Minimum-wage workers in Germany are set to see their incomes grow by nearly 12% by 2022, an official committee announced. Despite the COVID-19 pandemic, the minimum wage "must not fall behind," one minister said.
Germany's minimum wage will be raised over several stages, officials announced on Tuesday, eventually amounting to €10.45 ($11.74) per hour by mid-2022.
The talks on raising the minimum wage in Germany were "partly controversial" as members of the country's official commission wrangled over the sum, said commission head Jan Zilius.
However, after prolonging the talks and canceling one press conference last minute, the representatives of both employers and workers' unions unanimously agreed to boost the minimum wage from the current €9.35 to €10.45 by July 2022.
The minimum wage will be gradually increased over four stages, with the first bump set to take place in January 2021.
German Labor Minister Hubertus Heil said the government would implement the recommendation.
Read more: EU launches 'fair minimum wage' initiative
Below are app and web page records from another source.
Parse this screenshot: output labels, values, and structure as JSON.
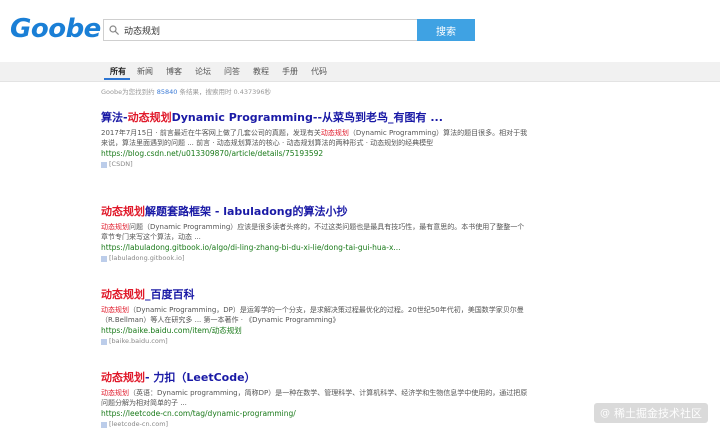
{
  "brand": {
    "logo": "Goobe"
  },
  "search": {
    "query": "动态规划",
    "button_label": "搜索"
  },
  "nav": {
    "tabs": [
      {
        "label": "所有",
        "active": true
      },
      {
        "label": "新闻",
        "active": false
      },
      {
        "label": "博客",
        "active": false
      },
      {
        "label": "论坛",
        "active": false
      },
      {
        "label": "问答",
        "active": false
      },
      {
        "label": "教程",
        "active": false
      },
      {
        "label": "手册",
        "active": false
      },
      {
        "label": "代码",
        "active": false
      }
    ]
  },
  "stats": {
    "prefix": "Goobe为您找到约",
    "count": "85840",
    "suffix": "条结果，搜索用时 0.437396秒"
  },
  "results": [
    {
      "title_pre": "算法-",
      "title_hl": "动态规划",
      "title_post": "Dynamic Programming--从菜鸟到老鸟_有图有 ...",
      "snippet_pre": "2017年7月15日 · 前言最近在牛客网上做了几套公司的真题，发现有关",
      "snippet_hl": "动态规划",
      "snippet_post": "（Dynamic Programming）算法的题目很多。相对于我来说，算法里面遇到的问题 ... 前言 · 动态规划算法的核心 · 动态规划算法的两种形式 · 动态规划的经典模型",
      "url": "https://blog.csdn.net/u013309870/article/details/75193592",
      "source": "[CSDN]"
    },
    {
      "title_pre": "",
      "title_hl": "动态规划",
      "title_post": "解题套路框架 - labuladong的算法小抄",
      "snippet_pre": "",
      "snippet_hl": "动态规划",
      "snippet_post": "问题（Dynamic Programming）应该是很多读者头疼的，不过这类问题也是最具有技巧性，最有意思的。本书使用了整整一个章节专门来写这个算法，动态 ...",
      "url": "https://labuladong.gitbook.io/algo/di-ling-zhang-bi-du-xi-lie/dong-tai-gui-hua-x...",
      "source": "[labuladong.gitbook.io]"
    },
    {
      "title_pre": "",
      "title_hl": "动态规划",
      "title_post": "_百度百科",
      "snippet_pre": "",
      "snippet_hl": "动态规划",
      "snippet_post": "（Dynamic Programming，DP）是运筹学的一个分支，是求解决策过程最优化的过程。20世纪50年代初，美国数学家贝尔曼（R.Bellman）等人在研究多 ... 第一本著作 · 《Dynamic Programming》",
      "url": "https://baike.baidu.com/item/动态规划",
      "source": "[baike.baidu.com]"
    },
    {
      "title_pre": "",
      "title_hl": "动态规划",
      "title_post": "- 力扣（LeetCode）",
      "snippet_pre": "",
      "snippet_hl": "动态规划",
      "snippet_post": "（英语：Dynamic programming，简称DP）是一种在数学、管理科学、计算机科学、经济学和生物信息学中使用的，通过把原问题分解为相对简单的子 ...",
      "url": "https://leetcode-cn.com/tag/dynamic-programming/",
      "source": "[leetcode-cn.com]"
    }
  ],
  "watermark": {
    "text": "稀土掘金技术社区"
  },
  "colors": {
    "accent": "#3fa2e3",
    "logo": "#1a7fd6",
    "title_link": "#1a1aa6",
    "highlight": "#e0192a",
    "url": "#1a7a1a"
  }
}
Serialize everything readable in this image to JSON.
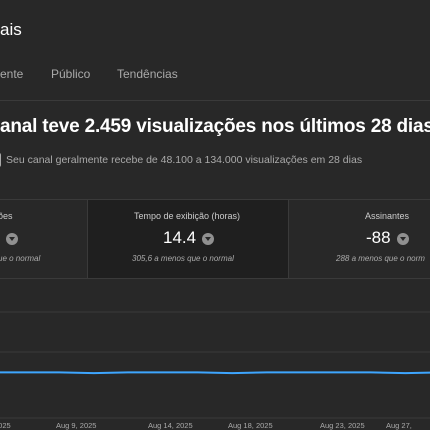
{
  "header": {
    "title": "ais"
  },
  "tabs": [
    {
      "label": "ente"
    },
    {
      "label": "Público"
    },
    {
      "label": "Tendências"
    }
  ],
  "summary": {
    "headline": "anal teve 2.459 visualizações nos últimos 28 dias",
    "subheadline": "Seu canal geralmente recebe de 48.100 a 134.000 visualizações em 28 dias"
  },
  "cards": {
    "views": {
      "title": "ões",
      "value": "",
      "note": "ue o normal"
    },
    "watch": {
      "title": "Tempo de exibição (horas)",
      "value": "14.4",
      "note": "305,6 a menos que o normal"
    },
    "subs": {
      "title": "Assinantes",
      "value": "-88",
      "note": "288 a menos que o norm"
    }
  },
  "icons": {
    "trend": "arrow-down-circle-icon",
    "info": "info-icon"
  },
  "colors": {
    "background": "#282828",
    "highlight_card": "#1f1f1f",
    "series": "#3ea6ff"
  },
  "chart_data": {
    "type": "line",
    "x": [
      "2025-08-03",
      "2025-08-05",
      "2025-08-07",
      "2025-08-09",
      "2025-08-11",
      "2025-08-13",
      "2025-08-15",
      "2025-08-17",
      "2025-08-19",
      "2025-08-21",
      "2025-08-23",
      "2025-08-25",
      "2025-08-27",
      "2025-08-29"
    ],
    "series": [
      {
        "values": [
          88,
          88,
          88,
          87,
          88,
          88,
          88,
          87,
          88,
          88,
          88,
          88,
          87,
          88
        ]
      }
    ],
    "x_tick_labels": [
      "2025",
      "Aug 9, 2025",
      "Aug 14, 2025",
      "Aug 18, 2025",
      "Aug 23, 2025",
      "Aug 27,"
    ],
    "grid": true
  }
}
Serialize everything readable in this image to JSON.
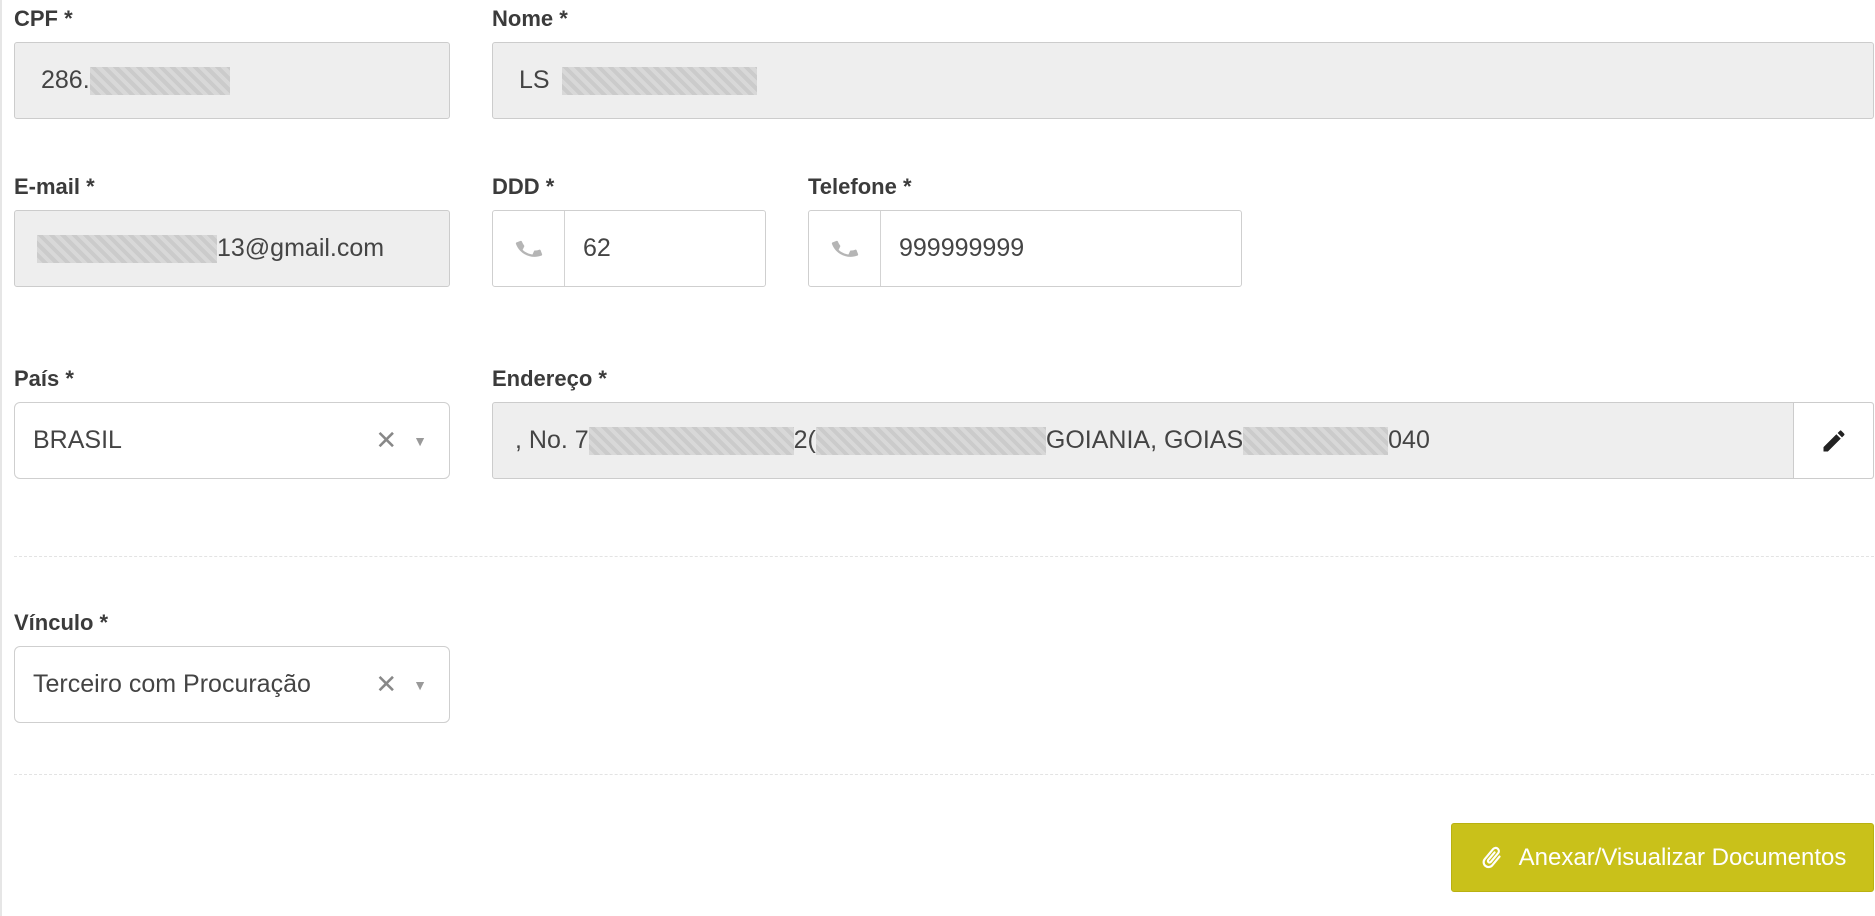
{
  "cpf": {
    "label": "CPF *",
    "value_prefix": "286."
  },
  "nome": {
    "label": "Nome *",
    "value_prefix": "LS"
  },
  "email": {
    "label": "E-mail *",
    "value_suffix": "13@gmail.com"
  },
  "ddd": {
    "label": "DDD *",
    "value": "62",
    "icon": "phone-icon"
  },
  "telefone": {
    "label": "Telefone *",
    "value": "999999999",
    "icon": "phone-icon"
  },
  "pais": {
    "label": "País *",
    "selected": "BRASIL",
    "clear_symbol": "✕",
    "arrow_symbol": "▼"
  },
  "endereco": {
    "label": "Endereço *",
    "part1": ", No. 7",
    "part2": "2(",
    "part3": "GOIANIA, GOIAS",
    "part4": "040",
    "edit_icon": "pencil-icon"
  },
  "vinculo": {
    "label": "Vínculo *",
    "selected": "Terceiro com Procuração",
    "clear_symbol": "✕",
    "arrow_symbol": "▼"
  },
  "actions": {
    "attach_label": "Anexar/Visualizar Documentos",
    "attach_icon": "paperclip-icon",
    "accent_color": "#c9c11a"
  }
}
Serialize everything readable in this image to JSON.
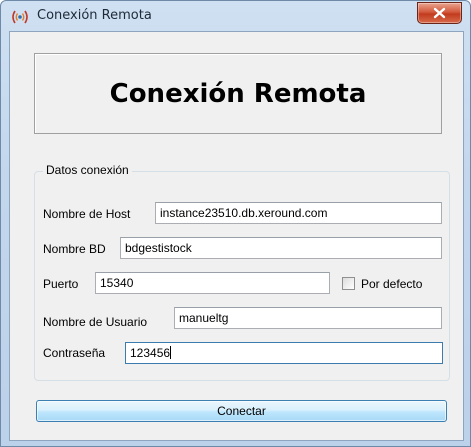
{
  "window": {
    "title": "Conexión Remota"
  },
  "banner": {
    "heading": "Conexión Remota"
  },
  "connection_group": {
    "legend": "Datos conexión",
    "fields": {
      "host": {
        "label": "Nombre de Host",
        "value": "instance23510.db.xeround.com"
      },
      "database": {
        "label": "Nombre BD",
        "value": "bdgestistock"
      },
      "port": {
        "label": "Puerto",
        "value": "15340"
      },
      "username": {
        "label": "Nombre de Usuario",
        "value": "manueltg"
      },
      "password": {
        "label": "Contraseña",
        "value": "123456"
      }
    },
    "default_port_checkbox": {
      "label": "Por defecto",
      "checked": false
    }
  },
  "actions": {
    "connect_label": "Conectar"
  },
  "colors": {
    "titlebar": "#c3d6ec",
    "close_button": "#c23b1e",
    "button_border": "#3c7fb1",
    "focused_border": "#3d7bad"
  },
  "icons": {
    "window": "wireless-signal-icon",
    "close": "close-icon"
  }
}
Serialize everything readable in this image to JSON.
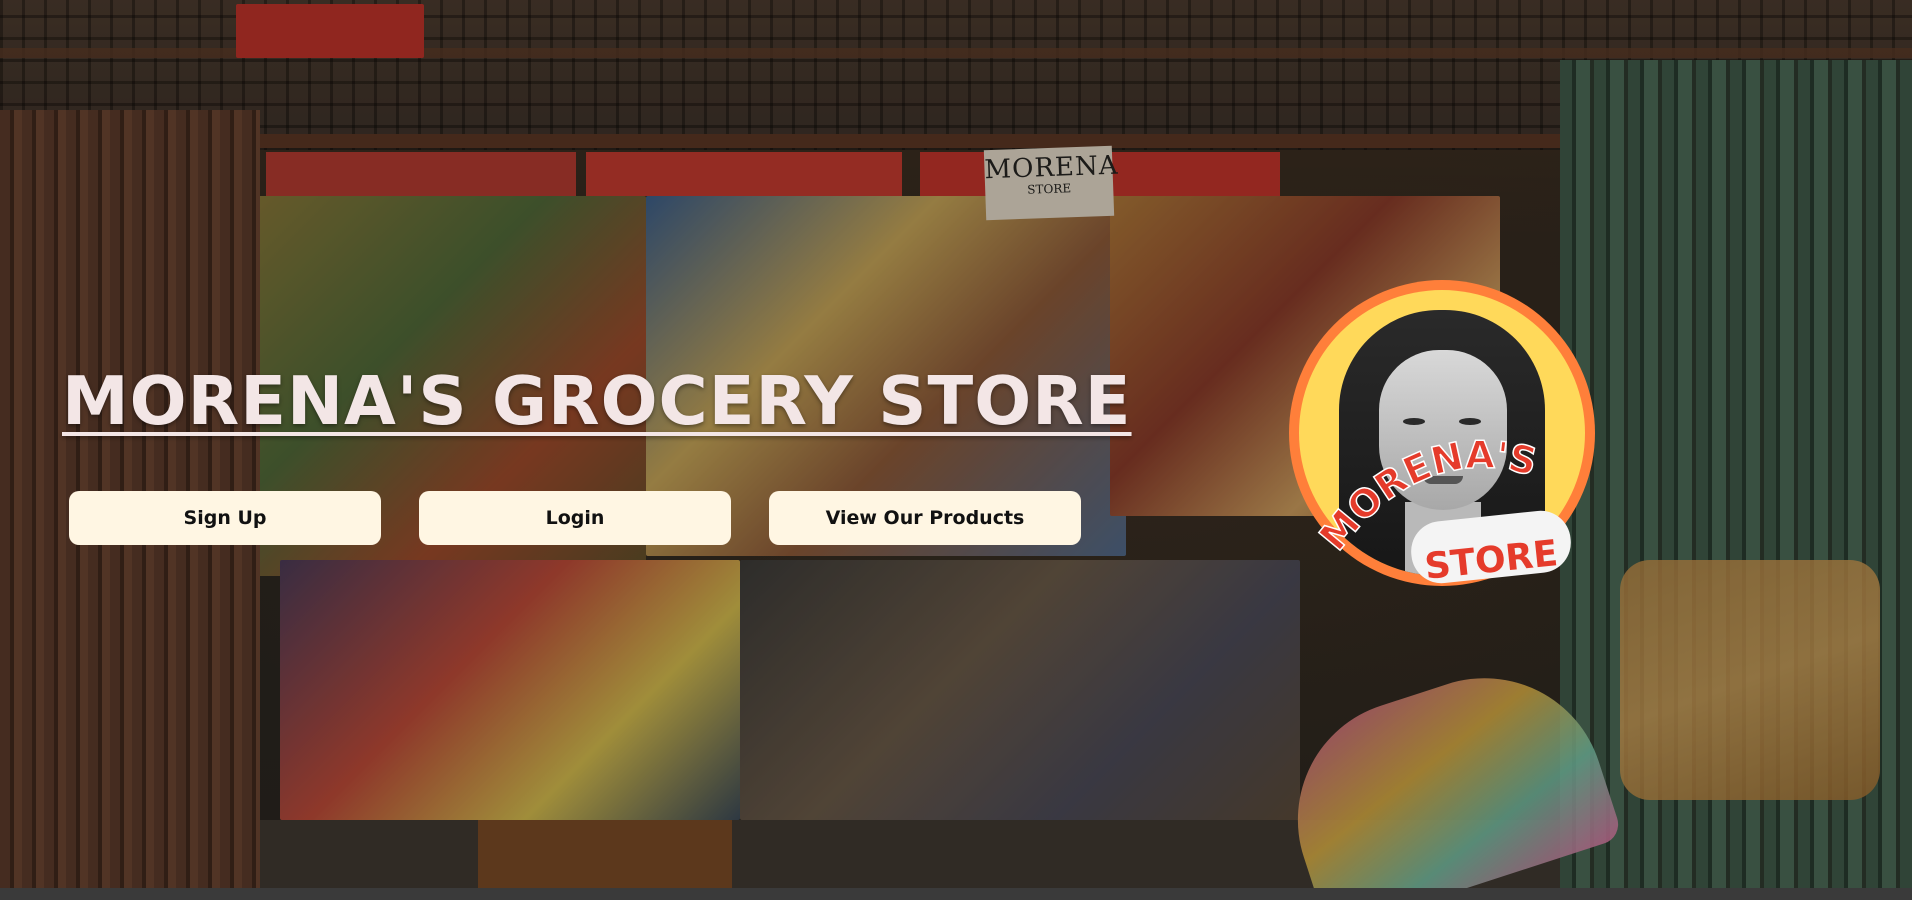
{
  "page": {
    "title": "MORENA'S GROCERY STORE"
  },
  "buttons": {
    "signup_label": "Sign Up",
    "login_label": "Login",
    "products_label": "View Our Products"
  },
  "logo": {
    "line1": "MORENA'S",
    "line2": "STORE"
  },
  "background_sign": {
    "big": "MORENA",
    "small": "STORE"
  },
  "colors": {
    "title": "#f3e6e6",
    "button_bg": "#fff6e3",
    "logo_ring": "#ff7f3a",
    "logo_fill": "#ffd95a",
    "logo_text": "#e53b2b"
  }
}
With the German economy reeling under the impact of the coronavirus pandemic, many employers have warned that raising the minimum wage too much would make it harder to hire people during the recovery phase.
The economy council of Chancellor Angela Merkel's conservative CDU party described it as a "millstone" for the business, according to a report published by the newspapers of the Funke media group.
In turn, workers' representatives said the raise would give boost to spending among some two people in the lowest income bracket. Following the Tuesday decision, the opposition Left and Green parties said the increase was too small.
Germany's 'success story'
Labor Minister Heil, however, said there will be more minimum wage reforms coming this fall.
"The minimum wage must not fall behind," said the politician from the left-leaning SPD party, which is the junior partner in Merkel's ruling coalition.
Germany only introduced the minimum wage regulation in 2015. On Tuesday, Heil said it has been a "success story, that needs to keep being written" and that the state should work towards bringing it closer to €12 per hour.
The upcoming raise is set to be implemented in four stages, with the first increase set for January next year.
dj/rs (KNA, Reuters, dpa)